[TASK] All the lines below should appear again unchanged, though their pictures should not.

[DATA SHOWN]

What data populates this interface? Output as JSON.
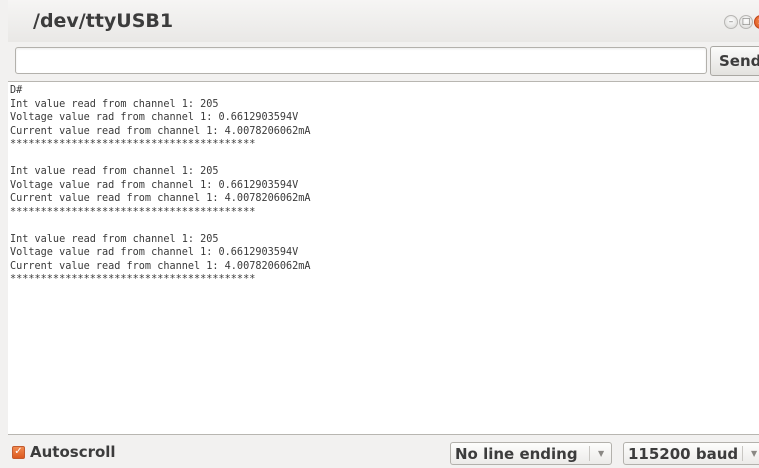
{
  "window": {
    "title": "/dev/ttyUSB1",
    "controls": {
      "minimize": "–",
      "maximize": "□",
      "close": "×"
    }
  },
  "input": {
    "value": "",
    "placeholder": "",
    "send_label": "Send"
  },
  "console": {
    "lines": [
      "D#",
      "Int value read from channel 1: 205",
      "Voltage value rad from channel 1: 0.6612903594V",
      "Current value read from channel 1: 4.0078206062mA",
      "****************************************",
      "",
      "Int value read from channel 1: 205",
      "Voltage value rad from channel 1: 0.6612903594V",
      "Current value read from channel 1: 4.0078206062mA",
      "****************************************",
      "",
      "Int value read from channel 1: 205",
      "Voltage value rad from channel 1: 0.6612903594V",
      "Current value read from channel 1: 4.0078206062mA",
      "****************************************"
    ]
  },
  "footer": {
    "autoscroll": {
      "label": "Autoscroll",
      "checked": true
    },
    "line_ending": {
      "selected": "No line ending"
    },
    "baud": {
      "selected": "115200 baud"
    }
  },
  "icons": {
    "checkbox": "checkmark-icon",
    "dropdown_arrow": "chevron-down-icon"
  },
  "colors": {
    "accent": "#e0601f",
    "window_bg": "#f2f1f0",
    "console_bg": "#ffffff"
  }
}
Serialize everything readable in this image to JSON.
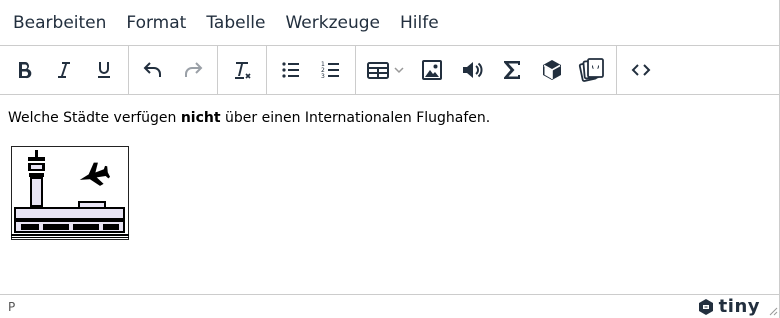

[THE COMPLETED TASK]
What data populates this interface? Output as JSON.
{
  "window": {
    "title": "/dev/ttyUSB1",
    "controls": {
      "minimize": "–",
      "maximize": "□",
      "close": "×"
    }
  },
  "input": {
    "value": "",
    "placeholder": "",
    "send_label": "Send"
  },
  "console": {
    "lines": [
      "D#",
      "Int value read from channel 1: 205",
      "Voltage value rad from channel 1: 0.6612903594V",
      "Current value read from channel 1: 4.0078206062mA",
      "****************************************",
      "",
      "Int value read from channel 1: 205",
      "Voltage value rad from channel 1: 0.6612903594V",
      "Current value read from channel 1: 4.0078206062mA",
      "****************************************",
      "",
      "Int value read from channel 1: 205",
      "Voltage value rad from channel 1: 0.6612903594V",
      "Current value read from channel 1: 4.0078206062mA",
      "****************************************"
    ]
  },
  "footer": {
    "autoscroll": {
      "label": "Autoscroll",
      "checked": true
    },
    "line_ending": {
      "selected": "No line ending"
    },
    "baud": {
      "selected": "115200 baud"
    }
  },
  "icons": {
    "checkbox": "checkmark-icon",
    "dropdown_arrow": "chevron-down-icon"
  },
  "colors": {
    "accent": "#e0601f",
    "window_bg": "#f2f1f0",
    "console_bg": "#ffffff"
  }
}
Serialize everything readable in this image to JSON.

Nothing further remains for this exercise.